Another thing Still did that many abstract expressionists were doing in the 1930s was to switch gears and abandon regionalism in favor of the European-derived surrealism. There are a couple of paintings of this type, plus a striking drawing, and in all of them, Still evoked or suggested the human figure. American surrealism turned out to be the spark for abstract expressionism, and though Miró and Masson got there first, in the '30s, it was Still who invented it for American art in 1944, with "1944-N No. 1," an enormous billboard-sized painting of tremendous beauty and remarkable visual power.
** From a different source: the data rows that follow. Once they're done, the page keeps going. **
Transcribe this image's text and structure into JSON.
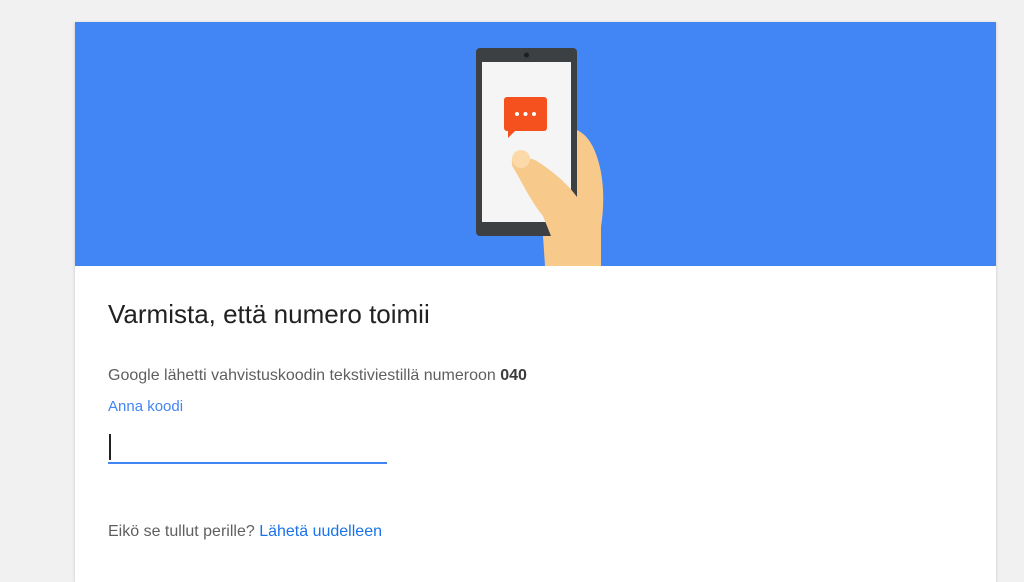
{
  "verify": {
    "title": "Varmista, että numero toimii",
    "description_prefix": "Google lähetti vahvistuskoodin tekstiviestillä numeroon",
    "phone_number": "040",
    "code_label": "Anna koodi",
    "code_value": "",
    "resend_prompt": "Eikö se tullut perille?",
    "resend_link": "Lähetä uudelleen"
  },
  "colors": {
    "banner": "#4285f4",
    "accent": "#4285f4",
    "message_bubble": "#f4511e"
  },
  "icons": {
    "illustration": "phone-in-hand-illustration",
    "bubble": "sms-bubble-icon"
  }
}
The work is nearly identical to one of Still's most famous paintings, which is in the collection of the Museum of Modern Art, but this one was done first. On an unbelievably deep black field, Still laid in a thin red outline of an arcing shape. The line is violated by a white streak and a jagged yellow shape. The appeal of this painting, as with all great abstract-expressionist paintings, is that it is essentially about nothing other than pigment on a flat surface, with no sentimental underpinnings like a still life or a nude. So when Sobel first suggested that he believes, after having looked at a couple thousand Stills, that this painting is based on the figure, I was tempted to dismiss him. Then he pointed out how the profile of that red line was essentially the same as that of the stooped-over farmhands in the regionalist painting. Yikes! I think he's right, even though he's positioned himself in diametric opposition to the art-historical orthodoxy that links Still's work to the landscape.
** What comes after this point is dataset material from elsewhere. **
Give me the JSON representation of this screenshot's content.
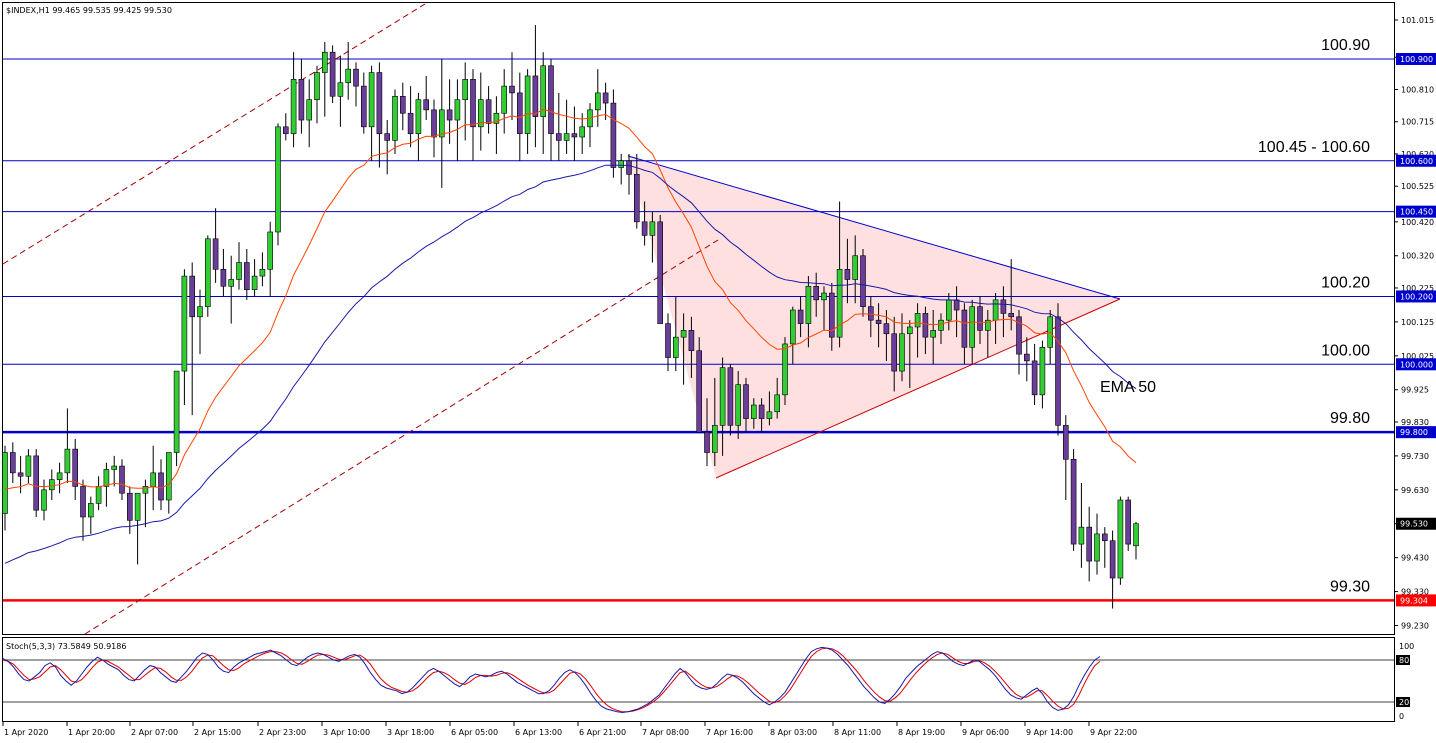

The show proceeds after this breakthrough canvas with one breathtaking masterpiece after another. Some are enormous, such as "1957-J No. 2," an all-over abstraction from 1957 that looks sort of like camouflage and includes areas of raw canvas used as pictorial elements, while others, though large, are still within easel size, like the remarkable "PH-308," from 1948. These classic Stills reveal not only how important he was to the development of abstract expressionism, but also to many other non-objective modes, including color-field abstraction and even minimalism.
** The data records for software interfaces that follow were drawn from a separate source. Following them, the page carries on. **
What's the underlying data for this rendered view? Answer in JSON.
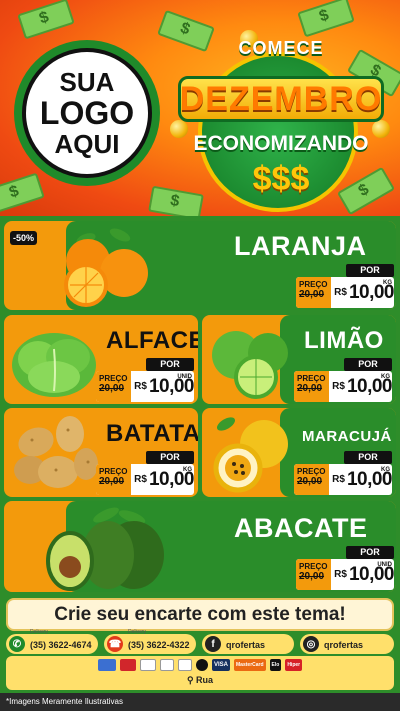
{
  "header": {
    "logo_lines": [
      "SUA",
      "LOGO",
      "AQUI"
    ],
    "promo_top": "COMECE",
    "promo_main": "DEZEMBRO",
    "promo_sub": "ECONOMIZANDO",
    "promo_money": "$$$"
  },
  "products": {
    "laranja": {
      "name": "LARANJA",
      "badge": "-50%",
      "preco_label": "PREÇO",
      "por_label": "POR",
      "old_price": "20,00",
      "currency": "R$",
      "price": "10,00",
      "unit": "KG"
    },
    "alface": {
      "name": "ALFACE",
      "preco_label": "PREÇO",
      "por_label": "POR",
      "old_price": "20,00",
      "currency": "R$",
      "price": "10,00",
      "unit": "UNID"
    },
    "limao": {
      "name": "LIMÃO",
      "preco_label": "PREÇO",
      "por_label": "POR",
      "old_price": "20,00",
      "currency": "R$",
      "price": "10,00",
      "unit": "KG"
    },
    "batata": {
      "name": "BATATA",
      "preco_label": "PREÇO",
      "por_label": "POR",
      "old_price": "20,00",
      "currency": "R$",
      "price": "10,00",
      "unit": "KG"
    },
    "maracuja": {
      "name": "MARACUJÁ",
      "preco_label": "PREÇO",
      "por_label": "POR",
      "old_price": "20,00",
      "currency": "R$",
      "price": "10,00",
      "unit": "KG"
    },
    "abacate": {
      "name": "ABACATE",
      "preco_label": "PREÇO",
      "por_label": "POR",
      "old_price": "20,00",
      "currency": "R$",
      "price": "10,00",
      "unit": "UNID"
    }
  },
  "cta": "Crie seu encarte com este tema!",
  "contacts": {
    "whatsapp": {
      "label": "Delivery",
      "value": "(35) 3622-4674"
    },
    "phone": {
      "label": "Delivery",
      "value": "(35) 3622-4322"
    },
    "facebook": {
      "value": "qrofertas"
    },
    "instagram": {
      "value": "qrofertas"
    }
  },
  "payments": {
    "cards": [
      "VISA",
      "MasterCard",
      "Elo",
      "Hiper"
    ],
    "address": "Rua"
  },
  "footer": "*Imagens Meramente Ilustrativas",
  "colors": {
    "green": "#2a8d2a",
    "orange": "#f39a0c",
    "header_red": "#ef4a12",
    "yellow": "#ffe06b"
  }
}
Though too small to be considered a blockbuster, Clyfford Still Unveiled is nonetheless an extremely important exhibit that should only be missed if you have absolutely no interest in art. Several of the paintings are among the most significant works to ever have been shown here. My only criticism is that Sobel chose too few pieces. Admittedly, the Martin & McCormick is the smallest of the three changing galleries at the DAM, yet it could have easily held another half-dozen pieces — and it should have.
The Still bounty coming to Denver brought to mind two other artists whose work may be seen in depth locally. Also at the DAM, on the lower level of the Hamilton, are selections from the Herbert Bayer collection, and pieces by Vance Kirkland are on view at the DAM and at the nearby Kirkland Museum of Fine & Decorative Arts.
Bayer, Kirkland and Still were all mid-twentieth-century modernists, but while Still was a New York artist with no connection to Colorado, Bayer and Kirkland lived here for decades. Bayer transplanted his modernism directly from his native Europe, while Kirkland followed a comparable path to Still's, working his way through regionalism and surrealism before arriving at abstraction. This all-American approach to modernism was also the route followed by the great Ken Goehring, a first-generation Colorado abstract expressionist who died a few weeks ago and whose career is highlighted in this week's Artbeat.